──────── Data records
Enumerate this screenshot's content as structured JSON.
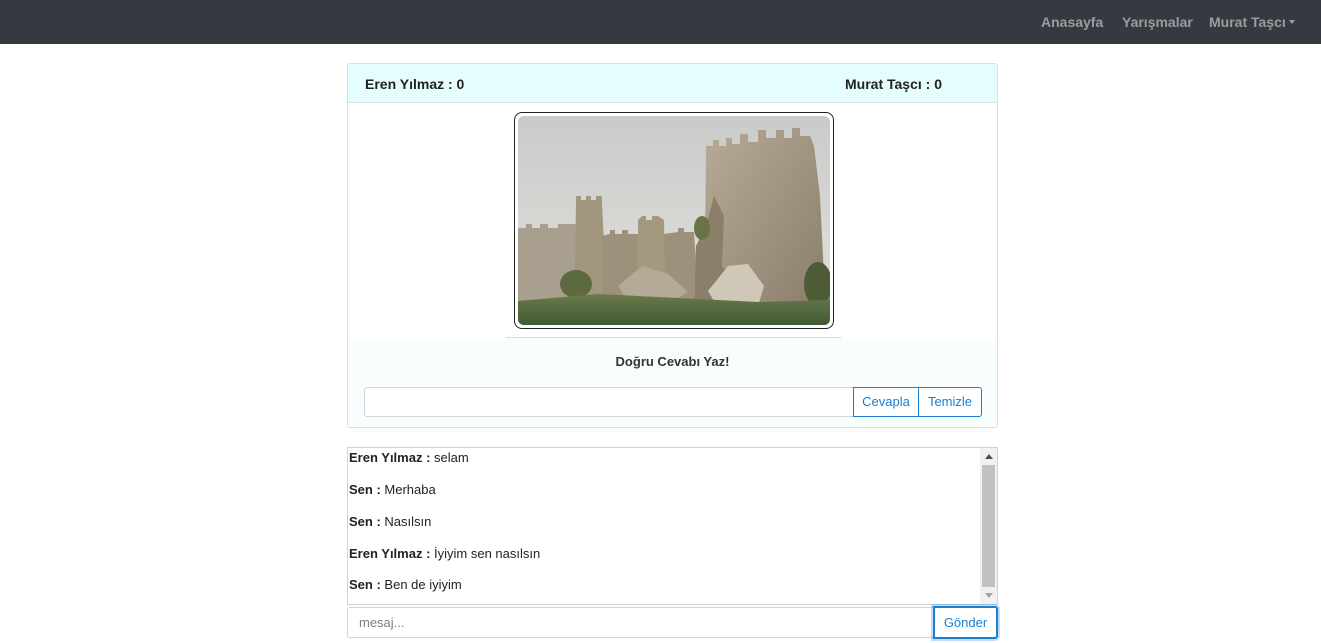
{
  "navbar": {
    "home": "Anasayfa",
    "contests": "Yarışmalar",
    "user": "Murat Taşcı"
  },
  "game": {
    "player1_score": "Eren Yılmaz : 0",
    "player2_score": "Murat Taşcı : 0",
    "prompt": "Doğru Cevabı Yaz!",
    "answer_value": "",
    "answer_button": "Cevapla",
    "clear_button": "Temizle"
  },
  "chat": {
    "messages": [
      {
        "sender": "Eren Yılmaz :",
        "text": "selam"
      },
      {
        "sender": "Sen :",
        "text": "Merhaba"
      },
      {
        "sender": "Sen :",
        "text": "Nasılsın"
      },
      {
        "sender": "Eren Yılmaz :",
        "text": "İyiyim sen nasılsın"
      },
      {
        "sender": "Sen :",
        "text": "Ben de iyiyim"
      }
    ],
    "input_placeholder": "mesaj...",
    "send_button": "Gönder"
  }
}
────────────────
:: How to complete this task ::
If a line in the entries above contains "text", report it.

:: Response to the task ::
        "text": "selam"
        "text": "Merhaba"
        "text": "Nasılsın"
        "text": "İyiyim sen nasılsın"
        "text": "Ben de iyiyim"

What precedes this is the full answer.